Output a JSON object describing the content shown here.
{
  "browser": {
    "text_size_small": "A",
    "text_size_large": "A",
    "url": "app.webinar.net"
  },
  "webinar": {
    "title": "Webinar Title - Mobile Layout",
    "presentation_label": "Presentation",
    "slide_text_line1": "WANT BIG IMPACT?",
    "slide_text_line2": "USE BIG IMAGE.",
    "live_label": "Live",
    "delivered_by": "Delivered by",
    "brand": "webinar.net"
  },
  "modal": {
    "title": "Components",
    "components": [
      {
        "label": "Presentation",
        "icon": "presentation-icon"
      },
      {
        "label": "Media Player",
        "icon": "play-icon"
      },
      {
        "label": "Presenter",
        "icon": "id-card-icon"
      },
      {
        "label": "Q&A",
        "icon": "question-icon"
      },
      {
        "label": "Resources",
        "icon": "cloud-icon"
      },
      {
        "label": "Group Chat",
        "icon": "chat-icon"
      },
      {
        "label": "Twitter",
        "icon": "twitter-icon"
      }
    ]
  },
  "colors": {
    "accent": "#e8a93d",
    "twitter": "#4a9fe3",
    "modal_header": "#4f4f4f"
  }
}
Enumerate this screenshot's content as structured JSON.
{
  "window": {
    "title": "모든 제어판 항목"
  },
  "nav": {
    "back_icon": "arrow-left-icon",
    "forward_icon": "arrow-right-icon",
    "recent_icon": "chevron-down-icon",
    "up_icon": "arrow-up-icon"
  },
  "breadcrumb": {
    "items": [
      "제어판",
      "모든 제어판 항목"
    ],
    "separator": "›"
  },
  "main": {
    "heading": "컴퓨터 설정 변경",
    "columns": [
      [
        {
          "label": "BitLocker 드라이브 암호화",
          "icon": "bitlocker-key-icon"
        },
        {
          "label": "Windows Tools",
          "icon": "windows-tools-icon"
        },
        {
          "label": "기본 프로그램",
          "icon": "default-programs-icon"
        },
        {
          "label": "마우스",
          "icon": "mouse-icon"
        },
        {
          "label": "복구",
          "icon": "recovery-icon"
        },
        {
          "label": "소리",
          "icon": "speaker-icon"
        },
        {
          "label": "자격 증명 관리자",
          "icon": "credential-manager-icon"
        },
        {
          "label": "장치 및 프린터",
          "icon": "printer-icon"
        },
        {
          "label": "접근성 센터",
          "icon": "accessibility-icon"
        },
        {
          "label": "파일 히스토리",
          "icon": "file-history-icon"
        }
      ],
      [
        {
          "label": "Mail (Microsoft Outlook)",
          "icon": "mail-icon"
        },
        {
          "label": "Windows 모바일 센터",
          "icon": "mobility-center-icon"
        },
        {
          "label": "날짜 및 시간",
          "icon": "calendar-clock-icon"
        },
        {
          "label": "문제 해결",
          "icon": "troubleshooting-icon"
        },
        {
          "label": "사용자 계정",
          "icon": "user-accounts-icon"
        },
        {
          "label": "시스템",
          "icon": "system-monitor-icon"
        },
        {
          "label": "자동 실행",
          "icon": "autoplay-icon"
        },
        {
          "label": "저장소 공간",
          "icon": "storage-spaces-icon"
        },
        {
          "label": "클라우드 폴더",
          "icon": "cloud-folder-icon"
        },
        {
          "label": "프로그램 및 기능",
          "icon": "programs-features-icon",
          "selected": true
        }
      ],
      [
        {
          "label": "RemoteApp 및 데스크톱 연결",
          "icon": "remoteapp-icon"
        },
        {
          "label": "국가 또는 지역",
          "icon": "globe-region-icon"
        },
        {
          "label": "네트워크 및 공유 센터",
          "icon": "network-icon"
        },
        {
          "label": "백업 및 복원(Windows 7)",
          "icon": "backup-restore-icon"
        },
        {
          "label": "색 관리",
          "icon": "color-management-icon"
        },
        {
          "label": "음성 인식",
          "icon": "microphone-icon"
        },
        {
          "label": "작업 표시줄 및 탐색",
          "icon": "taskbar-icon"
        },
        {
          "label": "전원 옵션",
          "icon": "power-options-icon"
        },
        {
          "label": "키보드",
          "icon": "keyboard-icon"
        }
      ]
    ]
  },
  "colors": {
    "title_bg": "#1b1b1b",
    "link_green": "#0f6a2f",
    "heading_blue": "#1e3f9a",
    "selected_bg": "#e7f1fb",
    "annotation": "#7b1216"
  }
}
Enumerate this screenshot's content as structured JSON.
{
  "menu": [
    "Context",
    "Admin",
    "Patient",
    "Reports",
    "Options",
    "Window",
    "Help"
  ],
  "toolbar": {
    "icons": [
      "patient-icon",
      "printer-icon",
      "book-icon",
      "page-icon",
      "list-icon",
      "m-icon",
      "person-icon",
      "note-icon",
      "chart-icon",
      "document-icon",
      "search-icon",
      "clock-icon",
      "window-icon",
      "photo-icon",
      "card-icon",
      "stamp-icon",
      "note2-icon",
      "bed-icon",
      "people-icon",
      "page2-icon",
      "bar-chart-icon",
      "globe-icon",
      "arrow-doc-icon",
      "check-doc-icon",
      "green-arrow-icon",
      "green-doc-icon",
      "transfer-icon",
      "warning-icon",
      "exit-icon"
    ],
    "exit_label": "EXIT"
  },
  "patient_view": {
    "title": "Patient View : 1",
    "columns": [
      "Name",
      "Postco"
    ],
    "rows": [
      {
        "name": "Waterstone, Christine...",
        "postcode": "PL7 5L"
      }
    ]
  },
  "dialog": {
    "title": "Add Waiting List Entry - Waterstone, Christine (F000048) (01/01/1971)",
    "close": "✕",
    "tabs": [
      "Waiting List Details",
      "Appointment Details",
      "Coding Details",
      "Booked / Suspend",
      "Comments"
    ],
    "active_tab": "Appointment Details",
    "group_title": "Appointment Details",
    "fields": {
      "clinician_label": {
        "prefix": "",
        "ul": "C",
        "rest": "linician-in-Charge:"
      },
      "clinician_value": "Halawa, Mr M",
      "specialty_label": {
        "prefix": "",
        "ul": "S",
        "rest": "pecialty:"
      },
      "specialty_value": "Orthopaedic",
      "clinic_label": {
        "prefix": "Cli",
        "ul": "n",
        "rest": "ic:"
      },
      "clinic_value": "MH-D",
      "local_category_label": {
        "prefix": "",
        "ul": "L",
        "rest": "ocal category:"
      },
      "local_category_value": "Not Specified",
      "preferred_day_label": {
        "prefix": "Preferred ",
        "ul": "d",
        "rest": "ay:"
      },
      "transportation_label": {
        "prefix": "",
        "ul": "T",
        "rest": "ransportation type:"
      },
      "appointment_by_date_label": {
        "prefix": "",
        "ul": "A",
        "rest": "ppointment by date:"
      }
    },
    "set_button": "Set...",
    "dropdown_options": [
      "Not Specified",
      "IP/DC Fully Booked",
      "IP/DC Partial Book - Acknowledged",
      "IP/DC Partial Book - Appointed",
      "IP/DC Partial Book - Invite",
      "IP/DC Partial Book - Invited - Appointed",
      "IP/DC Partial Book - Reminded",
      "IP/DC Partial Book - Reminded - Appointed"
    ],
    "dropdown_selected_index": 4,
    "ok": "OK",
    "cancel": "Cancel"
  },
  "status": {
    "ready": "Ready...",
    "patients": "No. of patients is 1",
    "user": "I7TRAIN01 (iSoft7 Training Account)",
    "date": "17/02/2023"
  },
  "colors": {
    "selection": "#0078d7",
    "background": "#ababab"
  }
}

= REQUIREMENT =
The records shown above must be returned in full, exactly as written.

= RESULT =
Output a JSON object describing the content shown here.
{
  "browser": {
    "text_size_small": "A",
    "text_size_large": "A",
    "url": "app.webinar.net"
  },
  "webinar": {
    "title": "Webinar Title - Mobile Layout",
    "presentation_label": "Presentation",
    "slide_text_line1": "WANT BIG IMPACT?",
    "slide_text_line2": "USE BIG IMAGE.",
    "live_label": "Live",
    "delivered_by": "Delivered by",
    "brand": "webinar.net"
  },
  "modal": {
    "title": "Components",
    "components": [
      {
        "label": "Presentation",
        "icon": "presentation-icon"
      },
      {
        "label": "Media Player",
        "icon": "play-icon"
      },
      {
        "label": "Presenter",
        "icon": "id-card-icon"
      },
      {
        "label": "Q&A",
        "icon": "question-icon"
      },
      {
        "label": "Resources",
        "icon": "cloud-icon"
      },
      {
        "label": "Group Chat",
        "icon": "chat-icon"
      },
      {
        "label": "Twitter",
        "icon": "twitter-icon"
      }
    ]
  },
  "colors": {
    "accent": "#e8a93d",
    "twitter": "#4a9fe3",
    "modal_header": "#4f4f4f"
  }
}
Enumerate this screenshot's content as structured JSON.
{
  "window": {
    "title": "모든 제어판 항목"
  },
  "nav": {
    "back_icon": "arrow-left-icon",
    "forward_icon": "arrow-right-icon",
    "recent_icon": "chevron-down-icon",
    "up_icon": "arrow-up-icon"
  },
  "breadcrumb": {
    "items": [
      "제어판",
      "모든 제어판 항목"
    ],
    "separator": "›"
  },
  "main": {
    "heading": "컴퓨터 설정 변경",
    "columns": [
      [
        {
          "label": "BitLocker 드라이브 암호화",
          "icon": "bitlocker-key-icon"
        },
        {
          "label": "Windows Tools",
          "icon": "windows-tools-icon"
        },
        {
          "label": "기본 프로그램",
          "icon": "default-programs-icon"
        },
        {
          "label": "마우스",
          "icon": "mouse-icon"
        },
        {
          "label": "복구",
          "icon": "recovery-icon"
        },
        {
          "label": "소리",
          "icon": "speaker-icon"
        },
        {
          "label": "자격 증명 관리자",
          "icon": "credential-manager-icon"
        },
        {
          "label": "장치 및 프린터",
          "icon": "printer-icon"
        },
        {
          "label": "접근성 센터",
          "icon": "accessibility-icon"
        },
        {
          "label": "파일 히스토리",
          "icon": "file-history-icon"
        }
      ],
      [
        {
          "label": "Mail (Microsoft Outlook)",
          "icon": "mail-icon"
        },
        {
          "label": "Windows 모바일 센터",
          "icon": "mobility-center-icon"
        },
        {
          "label": "날짜 및 시간",
          "icon": "calendar-clock-icon"
        },
        {
          "label": "문제 해결",
          "icon": "troubleshooting-icon"
        },
        {
          "label": "사용자 계정",
          "icon": "user-accounts-icon"
        },
        {
          "label": "시스템",
          "icon": "system-monitor-icon"
        },
        {
          "label": "자동 실행",
          "icon": "autoplay-icon"
        },
        {
          "label": "저장소 공간",
          "icon": "storage-spaces-icon"
        },
        {
          "label": "클라우드 폴더",
          "icon": "cloud-folder-icon"
        },
        {
          "label": "프로그램 및 기능",
          "icon": "programs-features-icon",
          "selected": true
        }
      ],
      [
        {
          "label": "RemoteApp 및 데스크톱 연결",
          "icon": "remoteapp-icon"
        },
        {
          "label": "국가 또는 지역",
          "icon": "globe-region-icon"
        },
        {
          "label": "네트워크 및 공유 센터",
          "icon": "network-icon"
        },
        {
          "label": "백업 및 복원(Windows 7)",
          "icon": "backup-restore-icon"
        },
        {
          "label": "색 관리",
          "icon": "color-management-icon"
        },
        {
          "label": "음성 인식",
          "icon": "microphone-icon"
        },
        {
          "label": "작업 표시줄 및 탐색",
          "icon": "taskbar-icon"
        },
        {
          "label": "전원 옵션",
          "icon": "power-options-icon"
        },
        {
          "label": "키보드",
          "icon": "keyboard-icon"
        }
      ]
    ]
  },
  "colors": {
    "title_bg": "#1b1b1b",
    "link_green": "#0f6a2f",
    "heading_blue": "#1e3f9a",
    "selected_bg": "#e7f1fb",
    "annotation": "#7b1216"
  }
}
Enumerate this screenshot's content as structured JSON.
{
  "menu": [
    "Context",
    "Admin",
    "Patient",
    "Reports",
    "Options",
    "Window",
    "Help"
  ],
  "toolbar": {
    "icons": [
      "patient-icon",
      "printer-icon",
      "book-icon",
      "page-icon",
      "list-icon",
      "m-icon",
      "person-icon",
      "note-icon",
      "chart-icon",
      "document-icon",
      "search-icon",
      "clock-icon",
      "window-icon",
      "photo-icon",
      "card-icon",
      "stamp-icon",
      "note2-icon",
      "bed-icon",
      "people-icon",
      "page2-icon",
      "bar-chart-icon",
      "globe-icon",
      "arrow-doc-icon",
      "check-doc-icon",
      "green-arrow-icon",
      "green-doc-icon",
      "transfer-icon",
      "warning-icon",
      "exit-icon"
    ],
    "exit_label": "EXIT"
  },
  "patient_view": {
    "title": "Patient View : 1",
    "columns": [
      "Name",
      "Postco"
    ],
    "rows": [
      {
        "name": "Waterstone, Christine...",
        "postcode": "PL7 5L"
      }
    ]
  },
  "dialog": {
    "title": "Add Waiting List Entry - Waterstone, Christine (F000048) (01/01/1971)",
    "close": "✕",
    "tabs": [
      "Waiting List Details",
      "Appointment Details",
      "Coding Details",
      "Booked / Suspend",
      "Comments"
    ],
    "active_tab": "Appointment Details",
    "group_title": "Appointment Details",
    "fields": {
      "clinician_label": {
        "prefix": "",
        "ul": "C",
        "rest": "linician-in-Charge:"
      },
      "clinician_value": "Halawa, Mr M",
      "specialty_label": {
        "prefix": "",
        "ul": "S",
        "rest": "pecialty:"
      },
      "specialty_value": "Orthopaedic",
      "clinic_label": {
        "prefix": "Cli",
        "ul": "n",
        "rest": "ic:"
      },
      "clinic_value": "MH-D",
      "local_category_label": {
        "prefix": "",
        "ul": "L",
        "rest": "ocal category:"
      },
      "local_category_value": "Not Specified",
      "preferred_day_label": {
        "prefix": "Preferred ",
        "ul": "d",
        "rest": "ay:"
      },
      "transportation_label": {
        "prefix": "",
        "ul": "T",
        "rest": "ransportation type:"
      },
      "appointment_by_date_label": {
        "prefix": "",
        "ul": "A",
        "rest": "ppointment by date:"
      }
    },
    "set_button": "Set...",
    "dropdown_options": [
      "Not Specified",
      "IP/DC Fully Booked",
      "IP/DC Partial Book - Acknowledged",
      "IP/DC Partial Book - Appointed",
      "IP/DC Partial Book - Invite",
      "IP/DC Partial Book - Invited - Appointed",
      "IP/DC Partial Book - Reminded",
      "IP/DC Partial Book - Reminded - Appointed"
    ],
    "dropdown_selected_index": 4,
    "ok": "OK",
    "cancel": "Cancel"
  },
  "status": {
    "ready": "Ready...",
    "patients": "No. of patients is 1",
    "user": "I7TRAIN01 (iSoft7 Training Account)",
    "date": "17/02/2023"
  },
  "colors": {
    "selection": "#0078d7",
    "background": "#ababab"
  }
}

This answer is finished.